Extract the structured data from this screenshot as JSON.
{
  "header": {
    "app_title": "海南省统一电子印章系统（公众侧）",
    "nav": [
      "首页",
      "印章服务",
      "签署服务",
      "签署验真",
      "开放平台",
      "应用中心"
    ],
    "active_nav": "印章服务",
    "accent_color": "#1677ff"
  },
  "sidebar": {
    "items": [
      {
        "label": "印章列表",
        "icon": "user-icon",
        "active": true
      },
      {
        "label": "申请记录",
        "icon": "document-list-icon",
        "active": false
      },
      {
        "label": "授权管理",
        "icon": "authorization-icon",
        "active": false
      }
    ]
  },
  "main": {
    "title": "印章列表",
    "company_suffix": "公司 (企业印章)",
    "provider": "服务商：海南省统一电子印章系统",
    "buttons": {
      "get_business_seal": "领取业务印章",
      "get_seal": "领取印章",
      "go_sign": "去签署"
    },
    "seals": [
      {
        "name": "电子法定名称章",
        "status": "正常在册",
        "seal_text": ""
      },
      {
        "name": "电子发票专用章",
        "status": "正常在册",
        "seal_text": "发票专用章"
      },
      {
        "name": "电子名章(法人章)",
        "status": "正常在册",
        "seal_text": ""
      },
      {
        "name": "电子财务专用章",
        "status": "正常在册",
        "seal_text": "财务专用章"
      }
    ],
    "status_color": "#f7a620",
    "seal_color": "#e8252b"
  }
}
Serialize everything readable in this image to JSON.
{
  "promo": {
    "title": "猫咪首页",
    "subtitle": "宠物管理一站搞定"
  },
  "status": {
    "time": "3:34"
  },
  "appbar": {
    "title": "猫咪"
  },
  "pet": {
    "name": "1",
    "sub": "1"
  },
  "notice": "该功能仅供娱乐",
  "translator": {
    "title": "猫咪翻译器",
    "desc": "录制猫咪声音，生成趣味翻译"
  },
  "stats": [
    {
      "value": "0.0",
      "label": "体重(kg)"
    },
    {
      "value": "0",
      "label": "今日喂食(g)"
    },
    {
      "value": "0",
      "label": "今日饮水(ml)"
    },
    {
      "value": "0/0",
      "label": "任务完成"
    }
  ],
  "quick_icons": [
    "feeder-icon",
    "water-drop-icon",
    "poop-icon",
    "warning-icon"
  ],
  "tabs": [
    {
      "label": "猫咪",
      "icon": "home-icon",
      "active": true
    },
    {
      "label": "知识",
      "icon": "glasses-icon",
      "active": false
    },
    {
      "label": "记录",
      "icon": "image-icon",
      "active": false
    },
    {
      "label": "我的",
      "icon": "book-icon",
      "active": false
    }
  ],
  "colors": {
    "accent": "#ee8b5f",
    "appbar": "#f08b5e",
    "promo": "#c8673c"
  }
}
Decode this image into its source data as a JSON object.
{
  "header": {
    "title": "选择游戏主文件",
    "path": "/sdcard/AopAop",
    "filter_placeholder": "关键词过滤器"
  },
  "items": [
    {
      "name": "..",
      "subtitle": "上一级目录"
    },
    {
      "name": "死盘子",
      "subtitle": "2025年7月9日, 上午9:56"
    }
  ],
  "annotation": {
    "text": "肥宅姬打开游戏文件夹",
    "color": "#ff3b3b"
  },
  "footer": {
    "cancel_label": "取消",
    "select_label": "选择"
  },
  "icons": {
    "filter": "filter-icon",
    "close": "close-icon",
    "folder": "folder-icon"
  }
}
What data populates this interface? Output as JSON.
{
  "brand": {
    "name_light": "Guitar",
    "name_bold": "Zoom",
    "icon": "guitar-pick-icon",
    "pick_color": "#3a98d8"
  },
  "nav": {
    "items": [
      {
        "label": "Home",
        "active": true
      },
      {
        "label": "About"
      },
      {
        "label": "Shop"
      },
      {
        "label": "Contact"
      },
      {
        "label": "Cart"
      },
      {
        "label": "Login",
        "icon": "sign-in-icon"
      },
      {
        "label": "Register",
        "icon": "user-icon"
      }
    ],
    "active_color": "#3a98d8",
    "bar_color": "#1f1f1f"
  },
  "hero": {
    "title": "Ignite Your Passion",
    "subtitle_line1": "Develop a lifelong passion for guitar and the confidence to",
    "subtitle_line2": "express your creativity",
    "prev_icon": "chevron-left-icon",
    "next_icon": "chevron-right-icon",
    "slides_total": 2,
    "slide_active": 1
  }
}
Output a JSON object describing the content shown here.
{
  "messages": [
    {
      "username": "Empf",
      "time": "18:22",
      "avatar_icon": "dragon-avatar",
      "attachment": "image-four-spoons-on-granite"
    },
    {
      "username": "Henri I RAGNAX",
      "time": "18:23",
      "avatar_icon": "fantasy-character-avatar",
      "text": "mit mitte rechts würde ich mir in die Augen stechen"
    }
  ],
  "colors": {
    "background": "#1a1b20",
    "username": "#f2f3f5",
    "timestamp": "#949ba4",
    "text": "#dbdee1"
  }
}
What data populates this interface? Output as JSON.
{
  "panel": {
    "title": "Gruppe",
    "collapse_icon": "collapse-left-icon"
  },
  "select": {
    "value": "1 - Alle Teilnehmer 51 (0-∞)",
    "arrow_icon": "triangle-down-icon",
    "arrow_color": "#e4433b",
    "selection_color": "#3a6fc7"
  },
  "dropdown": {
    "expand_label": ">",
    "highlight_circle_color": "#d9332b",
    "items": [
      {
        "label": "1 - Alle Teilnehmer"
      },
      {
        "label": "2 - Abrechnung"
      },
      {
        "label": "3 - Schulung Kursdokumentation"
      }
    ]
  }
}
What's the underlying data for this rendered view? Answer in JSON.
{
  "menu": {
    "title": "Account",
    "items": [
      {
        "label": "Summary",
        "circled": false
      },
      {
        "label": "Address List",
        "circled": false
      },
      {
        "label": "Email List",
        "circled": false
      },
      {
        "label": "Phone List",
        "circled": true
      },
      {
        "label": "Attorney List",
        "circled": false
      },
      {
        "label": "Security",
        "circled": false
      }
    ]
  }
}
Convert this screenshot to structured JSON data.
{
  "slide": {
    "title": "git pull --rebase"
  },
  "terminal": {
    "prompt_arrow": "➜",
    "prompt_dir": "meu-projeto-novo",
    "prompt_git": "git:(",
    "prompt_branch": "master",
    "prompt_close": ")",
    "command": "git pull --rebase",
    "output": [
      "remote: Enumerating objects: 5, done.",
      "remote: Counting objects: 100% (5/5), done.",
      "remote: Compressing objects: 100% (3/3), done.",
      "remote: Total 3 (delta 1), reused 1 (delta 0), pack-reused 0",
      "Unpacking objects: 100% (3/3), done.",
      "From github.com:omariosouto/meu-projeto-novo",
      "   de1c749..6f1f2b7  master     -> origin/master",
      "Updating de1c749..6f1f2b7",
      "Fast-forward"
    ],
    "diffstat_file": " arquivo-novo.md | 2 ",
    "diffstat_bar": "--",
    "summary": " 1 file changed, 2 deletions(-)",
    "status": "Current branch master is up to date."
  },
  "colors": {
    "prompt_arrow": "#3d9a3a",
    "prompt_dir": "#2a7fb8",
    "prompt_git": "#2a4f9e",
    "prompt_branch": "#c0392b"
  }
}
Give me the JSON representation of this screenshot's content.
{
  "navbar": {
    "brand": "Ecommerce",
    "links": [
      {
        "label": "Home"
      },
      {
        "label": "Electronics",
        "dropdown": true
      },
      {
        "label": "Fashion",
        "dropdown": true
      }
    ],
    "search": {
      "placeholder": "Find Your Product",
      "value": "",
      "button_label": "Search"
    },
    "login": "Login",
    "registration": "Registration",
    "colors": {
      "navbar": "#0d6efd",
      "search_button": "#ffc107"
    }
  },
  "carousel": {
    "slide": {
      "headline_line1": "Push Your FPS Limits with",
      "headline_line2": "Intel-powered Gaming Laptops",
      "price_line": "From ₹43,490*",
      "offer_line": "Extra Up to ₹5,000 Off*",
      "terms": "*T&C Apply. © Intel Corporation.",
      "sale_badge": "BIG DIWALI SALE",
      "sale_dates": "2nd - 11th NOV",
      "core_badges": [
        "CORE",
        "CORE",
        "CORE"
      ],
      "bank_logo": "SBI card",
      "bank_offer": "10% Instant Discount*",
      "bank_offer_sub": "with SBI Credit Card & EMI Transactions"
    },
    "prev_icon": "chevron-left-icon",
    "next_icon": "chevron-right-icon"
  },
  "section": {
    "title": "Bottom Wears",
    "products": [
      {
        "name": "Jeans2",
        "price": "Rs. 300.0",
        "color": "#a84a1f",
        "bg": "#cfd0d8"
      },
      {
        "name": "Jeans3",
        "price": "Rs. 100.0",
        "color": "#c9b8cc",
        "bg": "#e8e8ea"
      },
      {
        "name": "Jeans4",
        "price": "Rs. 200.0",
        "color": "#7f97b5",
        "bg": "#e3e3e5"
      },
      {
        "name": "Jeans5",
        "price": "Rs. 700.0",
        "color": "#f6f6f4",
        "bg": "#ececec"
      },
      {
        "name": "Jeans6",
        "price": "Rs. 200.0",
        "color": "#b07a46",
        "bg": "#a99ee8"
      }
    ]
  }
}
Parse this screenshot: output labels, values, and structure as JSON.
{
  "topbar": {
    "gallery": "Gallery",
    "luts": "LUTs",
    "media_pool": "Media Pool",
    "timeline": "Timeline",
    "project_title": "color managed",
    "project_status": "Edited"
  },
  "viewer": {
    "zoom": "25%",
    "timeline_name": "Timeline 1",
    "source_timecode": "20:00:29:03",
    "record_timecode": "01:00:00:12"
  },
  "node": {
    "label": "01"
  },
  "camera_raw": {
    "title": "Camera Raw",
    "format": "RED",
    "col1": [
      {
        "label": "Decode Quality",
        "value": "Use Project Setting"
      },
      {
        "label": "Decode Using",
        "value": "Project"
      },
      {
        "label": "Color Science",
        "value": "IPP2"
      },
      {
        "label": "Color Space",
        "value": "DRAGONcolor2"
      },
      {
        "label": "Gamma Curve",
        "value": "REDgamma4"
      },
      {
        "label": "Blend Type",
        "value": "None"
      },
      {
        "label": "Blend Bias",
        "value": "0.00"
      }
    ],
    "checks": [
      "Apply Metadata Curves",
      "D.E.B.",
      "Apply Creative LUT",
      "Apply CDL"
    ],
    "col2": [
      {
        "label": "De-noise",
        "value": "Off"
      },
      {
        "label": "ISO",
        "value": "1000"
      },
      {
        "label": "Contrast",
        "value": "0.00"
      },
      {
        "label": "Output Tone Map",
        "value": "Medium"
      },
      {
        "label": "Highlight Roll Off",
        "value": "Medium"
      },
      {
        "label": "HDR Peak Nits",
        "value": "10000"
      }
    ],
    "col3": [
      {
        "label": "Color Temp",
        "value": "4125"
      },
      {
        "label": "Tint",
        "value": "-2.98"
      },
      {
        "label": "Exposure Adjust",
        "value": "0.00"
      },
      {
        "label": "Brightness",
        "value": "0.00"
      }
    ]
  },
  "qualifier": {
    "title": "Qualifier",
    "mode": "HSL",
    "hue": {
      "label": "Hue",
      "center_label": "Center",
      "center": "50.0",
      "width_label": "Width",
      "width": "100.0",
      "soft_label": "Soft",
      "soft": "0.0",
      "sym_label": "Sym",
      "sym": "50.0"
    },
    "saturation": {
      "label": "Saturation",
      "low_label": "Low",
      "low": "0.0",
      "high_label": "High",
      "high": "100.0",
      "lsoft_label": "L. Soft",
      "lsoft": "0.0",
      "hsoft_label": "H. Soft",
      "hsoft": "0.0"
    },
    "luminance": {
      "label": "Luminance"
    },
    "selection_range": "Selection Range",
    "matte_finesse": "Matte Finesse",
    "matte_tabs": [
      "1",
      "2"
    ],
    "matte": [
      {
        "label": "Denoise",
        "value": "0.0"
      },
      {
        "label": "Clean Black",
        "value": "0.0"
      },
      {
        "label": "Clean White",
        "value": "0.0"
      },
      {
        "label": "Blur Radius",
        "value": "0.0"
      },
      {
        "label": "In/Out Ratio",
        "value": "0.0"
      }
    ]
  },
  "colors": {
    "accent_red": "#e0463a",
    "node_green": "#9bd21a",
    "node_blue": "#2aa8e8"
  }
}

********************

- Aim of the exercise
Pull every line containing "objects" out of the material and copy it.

- Solution
      "remote: Enumerating objects: 5, done.",
      "remote: Counting objects: 100% (5/5), done.",
      "remote: Compressing objects: 100% (3/3), done.",
      "Unpacking objects: 100% (3/3), done.",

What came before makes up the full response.